* [TASK DATA]
====
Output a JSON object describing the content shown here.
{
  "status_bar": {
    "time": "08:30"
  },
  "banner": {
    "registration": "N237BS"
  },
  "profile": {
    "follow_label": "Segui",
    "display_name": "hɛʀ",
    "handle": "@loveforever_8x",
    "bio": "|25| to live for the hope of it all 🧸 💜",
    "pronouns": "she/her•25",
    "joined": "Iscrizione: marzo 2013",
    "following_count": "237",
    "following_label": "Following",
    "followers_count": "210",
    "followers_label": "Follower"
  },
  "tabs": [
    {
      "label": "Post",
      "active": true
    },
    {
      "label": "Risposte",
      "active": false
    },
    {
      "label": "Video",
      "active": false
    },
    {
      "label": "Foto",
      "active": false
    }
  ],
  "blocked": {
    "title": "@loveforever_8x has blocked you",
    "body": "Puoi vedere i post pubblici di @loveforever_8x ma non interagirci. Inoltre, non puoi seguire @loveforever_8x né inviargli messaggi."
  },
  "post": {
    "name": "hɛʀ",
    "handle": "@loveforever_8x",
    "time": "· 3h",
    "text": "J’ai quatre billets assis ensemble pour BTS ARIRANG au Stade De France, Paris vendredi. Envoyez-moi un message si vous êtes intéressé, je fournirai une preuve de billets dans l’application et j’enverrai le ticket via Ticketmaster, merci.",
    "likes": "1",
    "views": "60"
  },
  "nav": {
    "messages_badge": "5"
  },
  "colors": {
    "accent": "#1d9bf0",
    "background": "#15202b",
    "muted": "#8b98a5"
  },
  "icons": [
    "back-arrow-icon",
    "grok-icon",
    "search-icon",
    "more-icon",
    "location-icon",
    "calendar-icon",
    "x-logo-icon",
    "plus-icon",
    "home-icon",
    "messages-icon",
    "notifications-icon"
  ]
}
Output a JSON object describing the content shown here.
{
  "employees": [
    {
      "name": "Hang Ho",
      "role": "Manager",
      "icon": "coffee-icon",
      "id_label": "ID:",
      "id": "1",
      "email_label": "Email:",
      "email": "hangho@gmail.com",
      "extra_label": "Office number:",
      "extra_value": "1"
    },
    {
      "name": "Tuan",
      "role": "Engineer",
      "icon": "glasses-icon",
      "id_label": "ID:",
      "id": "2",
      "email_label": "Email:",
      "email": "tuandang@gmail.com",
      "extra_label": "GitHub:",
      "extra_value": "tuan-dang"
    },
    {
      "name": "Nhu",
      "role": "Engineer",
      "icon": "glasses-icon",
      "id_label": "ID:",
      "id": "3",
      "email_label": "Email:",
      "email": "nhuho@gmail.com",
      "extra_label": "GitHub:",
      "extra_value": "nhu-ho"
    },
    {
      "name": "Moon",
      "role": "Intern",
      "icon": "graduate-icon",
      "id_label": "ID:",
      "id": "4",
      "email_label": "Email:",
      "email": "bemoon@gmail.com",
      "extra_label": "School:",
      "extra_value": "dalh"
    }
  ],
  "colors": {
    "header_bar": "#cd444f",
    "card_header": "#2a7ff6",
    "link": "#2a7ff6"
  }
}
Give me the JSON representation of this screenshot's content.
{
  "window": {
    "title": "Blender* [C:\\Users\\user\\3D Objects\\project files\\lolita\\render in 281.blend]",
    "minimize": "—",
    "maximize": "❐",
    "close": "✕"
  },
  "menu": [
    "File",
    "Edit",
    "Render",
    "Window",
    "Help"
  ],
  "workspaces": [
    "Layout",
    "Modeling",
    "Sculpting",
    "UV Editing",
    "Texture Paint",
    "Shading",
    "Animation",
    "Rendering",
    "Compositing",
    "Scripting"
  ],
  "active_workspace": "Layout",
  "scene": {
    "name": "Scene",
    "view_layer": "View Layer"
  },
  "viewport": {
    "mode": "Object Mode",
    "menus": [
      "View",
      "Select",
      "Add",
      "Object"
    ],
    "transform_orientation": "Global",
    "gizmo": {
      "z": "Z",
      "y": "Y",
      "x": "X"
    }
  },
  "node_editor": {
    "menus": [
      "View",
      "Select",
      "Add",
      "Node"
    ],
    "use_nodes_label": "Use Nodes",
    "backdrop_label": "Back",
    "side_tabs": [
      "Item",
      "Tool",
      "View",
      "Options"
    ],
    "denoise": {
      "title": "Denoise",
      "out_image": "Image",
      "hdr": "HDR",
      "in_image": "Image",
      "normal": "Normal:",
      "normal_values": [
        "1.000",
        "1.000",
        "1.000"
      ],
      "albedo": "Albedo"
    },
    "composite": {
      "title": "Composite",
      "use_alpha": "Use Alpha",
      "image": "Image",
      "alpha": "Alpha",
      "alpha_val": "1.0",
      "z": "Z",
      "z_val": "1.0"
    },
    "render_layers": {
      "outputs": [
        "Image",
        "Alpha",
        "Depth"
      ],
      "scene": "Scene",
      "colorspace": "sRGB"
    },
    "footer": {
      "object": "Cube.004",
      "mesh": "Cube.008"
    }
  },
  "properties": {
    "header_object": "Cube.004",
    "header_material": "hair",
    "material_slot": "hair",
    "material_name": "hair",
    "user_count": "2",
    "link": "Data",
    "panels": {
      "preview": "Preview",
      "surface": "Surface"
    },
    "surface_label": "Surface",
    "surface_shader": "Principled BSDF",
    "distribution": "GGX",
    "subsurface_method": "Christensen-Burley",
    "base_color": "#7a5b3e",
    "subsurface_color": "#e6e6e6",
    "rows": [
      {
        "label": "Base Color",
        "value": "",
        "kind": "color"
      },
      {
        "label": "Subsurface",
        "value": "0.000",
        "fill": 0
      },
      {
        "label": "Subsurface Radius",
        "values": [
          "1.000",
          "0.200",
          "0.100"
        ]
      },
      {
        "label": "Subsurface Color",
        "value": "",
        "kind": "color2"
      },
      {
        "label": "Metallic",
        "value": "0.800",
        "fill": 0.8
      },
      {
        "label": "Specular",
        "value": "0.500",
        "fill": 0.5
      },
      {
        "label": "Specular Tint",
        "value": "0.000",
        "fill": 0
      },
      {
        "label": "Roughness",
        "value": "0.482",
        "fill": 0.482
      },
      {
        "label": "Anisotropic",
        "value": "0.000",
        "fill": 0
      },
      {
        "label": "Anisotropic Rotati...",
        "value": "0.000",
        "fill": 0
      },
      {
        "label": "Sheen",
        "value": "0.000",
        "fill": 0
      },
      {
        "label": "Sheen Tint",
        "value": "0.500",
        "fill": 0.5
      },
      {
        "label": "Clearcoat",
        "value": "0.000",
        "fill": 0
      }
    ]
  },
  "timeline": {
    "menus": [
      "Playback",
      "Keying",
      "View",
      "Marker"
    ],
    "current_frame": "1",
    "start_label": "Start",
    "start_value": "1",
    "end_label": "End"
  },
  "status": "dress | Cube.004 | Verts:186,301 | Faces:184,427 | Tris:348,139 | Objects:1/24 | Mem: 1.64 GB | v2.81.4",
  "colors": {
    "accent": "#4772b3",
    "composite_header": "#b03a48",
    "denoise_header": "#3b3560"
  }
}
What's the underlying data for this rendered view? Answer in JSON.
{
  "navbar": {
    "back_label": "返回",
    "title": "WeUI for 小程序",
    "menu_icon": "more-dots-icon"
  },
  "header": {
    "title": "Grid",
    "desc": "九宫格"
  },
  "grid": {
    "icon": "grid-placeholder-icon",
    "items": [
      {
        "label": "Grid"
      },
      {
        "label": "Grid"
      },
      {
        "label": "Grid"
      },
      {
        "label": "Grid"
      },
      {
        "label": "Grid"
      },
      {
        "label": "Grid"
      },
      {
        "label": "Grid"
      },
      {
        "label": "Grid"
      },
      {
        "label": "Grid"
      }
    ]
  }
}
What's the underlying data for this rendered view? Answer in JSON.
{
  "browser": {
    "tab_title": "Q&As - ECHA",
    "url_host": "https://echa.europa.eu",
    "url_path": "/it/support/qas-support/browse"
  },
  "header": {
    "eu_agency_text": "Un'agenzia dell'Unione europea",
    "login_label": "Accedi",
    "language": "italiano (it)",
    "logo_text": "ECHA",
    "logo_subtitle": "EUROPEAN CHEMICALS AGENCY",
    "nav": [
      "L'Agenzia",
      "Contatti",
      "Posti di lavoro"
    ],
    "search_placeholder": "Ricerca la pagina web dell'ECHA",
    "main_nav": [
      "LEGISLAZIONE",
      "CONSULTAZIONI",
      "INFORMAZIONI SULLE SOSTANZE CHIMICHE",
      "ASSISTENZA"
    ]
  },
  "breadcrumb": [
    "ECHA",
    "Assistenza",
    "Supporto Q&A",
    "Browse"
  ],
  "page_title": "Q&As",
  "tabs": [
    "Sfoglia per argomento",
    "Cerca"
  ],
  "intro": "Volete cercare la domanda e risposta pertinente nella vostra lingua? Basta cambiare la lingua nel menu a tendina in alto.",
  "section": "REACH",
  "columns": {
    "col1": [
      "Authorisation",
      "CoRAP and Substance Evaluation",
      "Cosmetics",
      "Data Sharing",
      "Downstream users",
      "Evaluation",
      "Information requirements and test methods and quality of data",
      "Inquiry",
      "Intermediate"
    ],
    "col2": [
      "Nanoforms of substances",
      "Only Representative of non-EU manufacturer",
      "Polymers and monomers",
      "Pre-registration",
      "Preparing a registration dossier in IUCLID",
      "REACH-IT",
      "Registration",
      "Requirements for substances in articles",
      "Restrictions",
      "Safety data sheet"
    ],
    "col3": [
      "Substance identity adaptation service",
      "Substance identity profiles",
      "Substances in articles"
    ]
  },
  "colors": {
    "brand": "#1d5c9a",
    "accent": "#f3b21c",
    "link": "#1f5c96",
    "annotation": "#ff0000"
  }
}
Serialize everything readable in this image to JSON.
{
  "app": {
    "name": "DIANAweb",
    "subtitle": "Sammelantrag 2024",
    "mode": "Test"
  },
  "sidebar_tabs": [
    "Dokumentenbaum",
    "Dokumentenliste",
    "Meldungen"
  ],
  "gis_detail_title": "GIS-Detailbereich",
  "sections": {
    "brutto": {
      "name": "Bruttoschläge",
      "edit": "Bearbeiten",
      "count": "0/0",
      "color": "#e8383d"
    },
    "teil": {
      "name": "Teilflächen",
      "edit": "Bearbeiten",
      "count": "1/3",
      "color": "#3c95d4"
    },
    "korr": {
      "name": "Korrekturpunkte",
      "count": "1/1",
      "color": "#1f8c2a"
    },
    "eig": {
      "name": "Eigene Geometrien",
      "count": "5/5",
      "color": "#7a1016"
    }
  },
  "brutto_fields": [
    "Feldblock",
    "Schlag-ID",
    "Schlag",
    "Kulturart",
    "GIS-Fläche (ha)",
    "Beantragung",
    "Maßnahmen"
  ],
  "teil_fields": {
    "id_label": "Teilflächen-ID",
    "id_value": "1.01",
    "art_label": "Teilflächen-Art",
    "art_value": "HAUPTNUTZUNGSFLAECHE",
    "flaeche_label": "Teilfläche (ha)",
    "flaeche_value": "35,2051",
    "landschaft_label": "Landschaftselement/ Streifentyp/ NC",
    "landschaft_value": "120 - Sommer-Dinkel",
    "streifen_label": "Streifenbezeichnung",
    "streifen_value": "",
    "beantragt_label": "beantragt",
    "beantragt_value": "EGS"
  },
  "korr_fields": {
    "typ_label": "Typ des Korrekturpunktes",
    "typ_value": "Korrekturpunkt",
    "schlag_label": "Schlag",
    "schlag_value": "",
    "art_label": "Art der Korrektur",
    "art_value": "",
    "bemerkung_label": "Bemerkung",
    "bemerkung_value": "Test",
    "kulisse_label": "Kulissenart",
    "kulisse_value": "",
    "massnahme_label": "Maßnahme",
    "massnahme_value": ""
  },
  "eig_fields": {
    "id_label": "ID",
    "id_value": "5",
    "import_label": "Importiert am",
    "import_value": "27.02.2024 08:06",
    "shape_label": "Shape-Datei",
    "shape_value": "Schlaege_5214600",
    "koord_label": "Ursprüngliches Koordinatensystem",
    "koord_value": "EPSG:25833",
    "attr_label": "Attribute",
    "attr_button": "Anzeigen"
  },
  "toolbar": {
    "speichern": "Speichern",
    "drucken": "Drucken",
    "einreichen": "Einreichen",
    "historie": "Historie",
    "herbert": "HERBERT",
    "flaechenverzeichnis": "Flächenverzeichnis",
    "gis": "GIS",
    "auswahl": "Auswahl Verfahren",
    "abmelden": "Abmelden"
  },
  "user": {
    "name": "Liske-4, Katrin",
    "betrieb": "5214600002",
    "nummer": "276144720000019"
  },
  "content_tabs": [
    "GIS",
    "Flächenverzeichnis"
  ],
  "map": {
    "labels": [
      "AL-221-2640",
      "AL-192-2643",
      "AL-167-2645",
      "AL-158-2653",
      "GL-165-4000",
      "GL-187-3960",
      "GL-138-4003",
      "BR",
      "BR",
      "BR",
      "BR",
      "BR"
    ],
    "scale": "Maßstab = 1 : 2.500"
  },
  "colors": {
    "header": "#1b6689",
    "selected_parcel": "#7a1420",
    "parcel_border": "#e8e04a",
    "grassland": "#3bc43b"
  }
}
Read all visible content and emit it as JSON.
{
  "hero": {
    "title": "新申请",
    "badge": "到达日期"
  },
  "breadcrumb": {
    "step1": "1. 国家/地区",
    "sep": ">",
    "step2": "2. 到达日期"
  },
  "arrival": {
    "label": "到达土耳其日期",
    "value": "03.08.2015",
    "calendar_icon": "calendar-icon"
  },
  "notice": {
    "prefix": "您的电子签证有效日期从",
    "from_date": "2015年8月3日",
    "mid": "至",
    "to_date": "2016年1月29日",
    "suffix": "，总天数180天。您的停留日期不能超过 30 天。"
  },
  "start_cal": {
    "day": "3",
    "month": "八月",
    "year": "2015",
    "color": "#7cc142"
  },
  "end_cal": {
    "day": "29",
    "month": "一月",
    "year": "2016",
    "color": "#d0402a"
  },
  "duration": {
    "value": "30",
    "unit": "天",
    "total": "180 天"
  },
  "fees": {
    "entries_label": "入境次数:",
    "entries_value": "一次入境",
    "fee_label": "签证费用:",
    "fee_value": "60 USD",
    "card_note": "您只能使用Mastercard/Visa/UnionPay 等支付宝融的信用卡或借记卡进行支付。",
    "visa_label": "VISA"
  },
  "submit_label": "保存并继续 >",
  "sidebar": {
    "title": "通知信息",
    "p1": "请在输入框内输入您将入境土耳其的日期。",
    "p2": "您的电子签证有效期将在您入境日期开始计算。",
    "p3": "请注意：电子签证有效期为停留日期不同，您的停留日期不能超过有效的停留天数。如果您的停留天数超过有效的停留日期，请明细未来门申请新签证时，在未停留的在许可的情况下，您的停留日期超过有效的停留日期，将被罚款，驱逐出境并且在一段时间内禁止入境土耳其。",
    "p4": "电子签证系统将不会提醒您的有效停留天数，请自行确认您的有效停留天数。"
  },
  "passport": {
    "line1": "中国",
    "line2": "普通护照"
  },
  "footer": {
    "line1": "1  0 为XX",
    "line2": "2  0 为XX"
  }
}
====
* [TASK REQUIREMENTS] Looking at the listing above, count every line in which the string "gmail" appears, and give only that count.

* [ANSWER SECTION] 4